Clara Estelle Breed, also known as "Miss Breed," was the children's librarian at the San Diego Public Library from 1929 to 1945. Miss Breed was fond of all children, including the many Japanese American children and teenagers who used to frequent the East San Diego branch library where she worked. Before World War II, Miss Breed was a mentor to many Nisei children who visited the library.
As the United states entered the war, these young Nisei were removed from their homes and placed in concentration camps. Shocked and outraged, Miss Breed helped her young friends by becoming a lifeline to the outside world. She handed out stamped and addressed postcards at the railroad station on the day of their departure and encouraged them to write.
Miss Breed sent books, stationery, and gifts to her penpals in the internment camps.

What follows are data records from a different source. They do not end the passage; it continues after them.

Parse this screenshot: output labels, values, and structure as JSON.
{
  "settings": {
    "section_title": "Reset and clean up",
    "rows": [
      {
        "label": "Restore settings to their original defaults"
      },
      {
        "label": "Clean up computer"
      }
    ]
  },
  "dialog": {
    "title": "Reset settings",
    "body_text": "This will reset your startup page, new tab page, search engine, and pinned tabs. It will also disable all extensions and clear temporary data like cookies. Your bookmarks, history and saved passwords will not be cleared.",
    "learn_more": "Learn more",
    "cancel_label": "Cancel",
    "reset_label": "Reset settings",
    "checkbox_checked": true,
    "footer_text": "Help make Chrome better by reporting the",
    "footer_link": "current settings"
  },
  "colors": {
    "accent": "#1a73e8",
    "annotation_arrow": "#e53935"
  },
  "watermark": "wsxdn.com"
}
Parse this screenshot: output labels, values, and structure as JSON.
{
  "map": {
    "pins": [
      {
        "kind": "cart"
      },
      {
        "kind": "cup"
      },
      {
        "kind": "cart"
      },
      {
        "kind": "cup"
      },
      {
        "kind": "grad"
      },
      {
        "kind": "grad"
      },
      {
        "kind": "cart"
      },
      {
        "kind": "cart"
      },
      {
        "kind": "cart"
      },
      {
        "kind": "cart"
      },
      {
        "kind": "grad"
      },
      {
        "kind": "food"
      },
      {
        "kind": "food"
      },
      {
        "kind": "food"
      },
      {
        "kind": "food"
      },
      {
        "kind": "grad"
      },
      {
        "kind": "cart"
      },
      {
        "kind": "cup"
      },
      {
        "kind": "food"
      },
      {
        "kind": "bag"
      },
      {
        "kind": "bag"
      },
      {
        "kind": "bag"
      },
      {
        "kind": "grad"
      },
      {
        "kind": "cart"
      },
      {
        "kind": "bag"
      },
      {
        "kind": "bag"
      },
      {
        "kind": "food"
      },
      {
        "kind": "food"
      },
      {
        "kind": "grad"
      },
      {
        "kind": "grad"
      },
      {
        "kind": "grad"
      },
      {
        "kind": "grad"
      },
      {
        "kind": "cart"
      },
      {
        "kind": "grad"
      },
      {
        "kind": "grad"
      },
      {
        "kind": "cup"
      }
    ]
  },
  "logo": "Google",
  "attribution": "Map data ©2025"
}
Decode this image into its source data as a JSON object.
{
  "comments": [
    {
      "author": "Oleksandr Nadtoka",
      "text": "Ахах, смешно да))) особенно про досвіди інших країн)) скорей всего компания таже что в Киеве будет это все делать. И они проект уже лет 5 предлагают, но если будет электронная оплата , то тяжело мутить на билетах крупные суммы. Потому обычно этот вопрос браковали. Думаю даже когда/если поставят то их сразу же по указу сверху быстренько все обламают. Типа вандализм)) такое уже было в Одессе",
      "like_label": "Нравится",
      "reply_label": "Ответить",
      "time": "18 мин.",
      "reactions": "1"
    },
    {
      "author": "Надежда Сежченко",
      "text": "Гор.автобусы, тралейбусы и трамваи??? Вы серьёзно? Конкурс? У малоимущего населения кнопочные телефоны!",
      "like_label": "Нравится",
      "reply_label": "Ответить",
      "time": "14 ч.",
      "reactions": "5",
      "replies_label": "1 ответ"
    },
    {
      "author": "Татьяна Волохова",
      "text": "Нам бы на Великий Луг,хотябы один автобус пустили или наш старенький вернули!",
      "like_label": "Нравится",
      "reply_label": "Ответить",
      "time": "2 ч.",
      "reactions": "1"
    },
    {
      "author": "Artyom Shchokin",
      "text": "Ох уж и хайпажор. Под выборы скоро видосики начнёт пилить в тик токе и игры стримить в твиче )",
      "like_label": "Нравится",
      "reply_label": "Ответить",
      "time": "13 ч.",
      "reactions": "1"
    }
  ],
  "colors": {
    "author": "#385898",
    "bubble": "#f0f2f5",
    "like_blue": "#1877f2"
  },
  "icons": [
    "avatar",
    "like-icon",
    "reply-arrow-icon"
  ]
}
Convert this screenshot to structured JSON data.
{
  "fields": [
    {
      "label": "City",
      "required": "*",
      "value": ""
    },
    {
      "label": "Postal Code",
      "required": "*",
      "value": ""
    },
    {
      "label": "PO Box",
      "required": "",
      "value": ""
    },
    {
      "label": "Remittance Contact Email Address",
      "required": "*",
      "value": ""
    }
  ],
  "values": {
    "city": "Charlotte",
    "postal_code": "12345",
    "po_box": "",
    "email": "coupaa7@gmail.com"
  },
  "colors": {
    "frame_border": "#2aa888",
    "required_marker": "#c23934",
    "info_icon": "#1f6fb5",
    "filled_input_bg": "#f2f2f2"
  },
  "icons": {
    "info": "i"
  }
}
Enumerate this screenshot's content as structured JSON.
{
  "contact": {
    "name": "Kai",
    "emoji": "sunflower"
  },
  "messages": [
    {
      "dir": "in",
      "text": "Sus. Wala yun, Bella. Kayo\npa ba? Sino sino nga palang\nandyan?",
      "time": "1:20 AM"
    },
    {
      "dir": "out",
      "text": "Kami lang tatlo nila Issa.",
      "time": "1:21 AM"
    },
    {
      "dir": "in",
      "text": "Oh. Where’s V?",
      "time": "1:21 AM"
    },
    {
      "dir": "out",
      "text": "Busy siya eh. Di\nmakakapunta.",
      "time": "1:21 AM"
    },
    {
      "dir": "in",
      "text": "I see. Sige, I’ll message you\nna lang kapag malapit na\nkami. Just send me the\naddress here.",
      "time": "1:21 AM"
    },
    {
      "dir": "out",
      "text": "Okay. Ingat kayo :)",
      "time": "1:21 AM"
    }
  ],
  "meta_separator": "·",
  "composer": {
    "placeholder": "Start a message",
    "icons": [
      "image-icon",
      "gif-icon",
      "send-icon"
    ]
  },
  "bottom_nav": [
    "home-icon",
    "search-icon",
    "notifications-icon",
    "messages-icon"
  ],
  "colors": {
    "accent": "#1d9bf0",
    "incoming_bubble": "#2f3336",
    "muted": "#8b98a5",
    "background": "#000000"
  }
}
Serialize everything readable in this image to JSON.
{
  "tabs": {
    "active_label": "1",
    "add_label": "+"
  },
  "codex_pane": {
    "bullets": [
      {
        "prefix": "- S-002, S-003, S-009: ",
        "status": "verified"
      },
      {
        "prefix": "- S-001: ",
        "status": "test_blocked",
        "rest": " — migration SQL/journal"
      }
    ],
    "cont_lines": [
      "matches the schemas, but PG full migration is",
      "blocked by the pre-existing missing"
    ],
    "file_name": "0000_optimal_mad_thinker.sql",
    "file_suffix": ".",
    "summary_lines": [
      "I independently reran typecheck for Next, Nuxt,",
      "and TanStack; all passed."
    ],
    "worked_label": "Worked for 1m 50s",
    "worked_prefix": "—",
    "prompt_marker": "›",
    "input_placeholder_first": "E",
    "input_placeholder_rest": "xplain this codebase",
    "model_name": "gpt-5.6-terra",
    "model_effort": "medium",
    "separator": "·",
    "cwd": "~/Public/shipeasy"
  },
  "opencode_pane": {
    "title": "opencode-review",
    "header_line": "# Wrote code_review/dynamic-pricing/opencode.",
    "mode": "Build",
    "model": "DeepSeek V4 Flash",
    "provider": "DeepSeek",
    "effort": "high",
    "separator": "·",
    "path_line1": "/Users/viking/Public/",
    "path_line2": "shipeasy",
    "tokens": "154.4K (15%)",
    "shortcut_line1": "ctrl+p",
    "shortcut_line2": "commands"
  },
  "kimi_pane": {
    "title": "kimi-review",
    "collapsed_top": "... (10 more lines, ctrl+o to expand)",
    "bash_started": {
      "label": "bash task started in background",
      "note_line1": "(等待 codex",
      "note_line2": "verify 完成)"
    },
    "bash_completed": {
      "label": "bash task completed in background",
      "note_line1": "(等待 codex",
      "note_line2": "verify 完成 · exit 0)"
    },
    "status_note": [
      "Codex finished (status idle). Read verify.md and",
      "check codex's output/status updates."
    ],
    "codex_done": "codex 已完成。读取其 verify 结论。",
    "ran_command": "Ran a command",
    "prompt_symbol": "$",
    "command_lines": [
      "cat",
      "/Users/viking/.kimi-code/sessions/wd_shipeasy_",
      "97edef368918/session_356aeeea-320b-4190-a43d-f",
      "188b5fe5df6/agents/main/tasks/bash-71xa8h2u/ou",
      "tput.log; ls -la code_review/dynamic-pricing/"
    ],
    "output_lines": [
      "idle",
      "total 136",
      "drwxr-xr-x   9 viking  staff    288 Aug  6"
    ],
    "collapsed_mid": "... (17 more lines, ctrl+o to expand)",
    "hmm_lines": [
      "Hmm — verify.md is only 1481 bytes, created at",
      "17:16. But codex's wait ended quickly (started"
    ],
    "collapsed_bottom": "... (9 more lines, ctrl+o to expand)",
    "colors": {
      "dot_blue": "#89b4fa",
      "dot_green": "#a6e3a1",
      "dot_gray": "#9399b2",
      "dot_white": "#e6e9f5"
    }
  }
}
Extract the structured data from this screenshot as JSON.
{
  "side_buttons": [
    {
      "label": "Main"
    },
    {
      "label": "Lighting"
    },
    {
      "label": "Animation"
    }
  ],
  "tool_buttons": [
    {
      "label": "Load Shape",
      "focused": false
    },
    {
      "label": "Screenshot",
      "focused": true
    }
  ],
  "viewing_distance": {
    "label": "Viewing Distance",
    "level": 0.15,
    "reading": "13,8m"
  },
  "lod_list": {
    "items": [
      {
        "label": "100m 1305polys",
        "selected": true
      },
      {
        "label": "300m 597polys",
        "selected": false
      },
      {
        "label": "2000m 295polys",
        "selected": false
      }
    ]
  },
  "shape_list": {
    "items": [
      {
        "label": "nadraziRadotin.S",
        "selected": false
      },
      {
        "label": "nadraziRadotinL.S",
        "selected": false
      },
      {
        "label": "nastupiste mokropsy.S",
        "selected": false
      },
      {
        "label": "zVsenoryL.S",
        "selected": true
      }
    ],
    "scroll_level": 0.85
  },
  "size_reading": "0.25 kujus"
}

She also wrote professional articles questioning the policy of Japanese internment and racist politics. Miss Breed kept up her correspondence with her young readers after the war, and until her death in 1994. In 1992, she gave 300 letters from the camps to one of her correspondents, who donated then to the Japanese American National Museum. You can read the scanned letters online.
Joanne Oppenheim wrote a book entitled Dear Miss Breed.
As the child of a minister who had worked on Ellis Island at the turn of the century, Clara took to heart the struggles of immigrant Americans. Nor did she forget that during the Civil War her ancestors were abolitionists who fought the injustice of slavery. Clara Breed knew that she could not stop the incarceration, but that did not stop her from doing what she could do by speaking out on their behalf and sending them gifts of the heart that showed them they were not forgotten.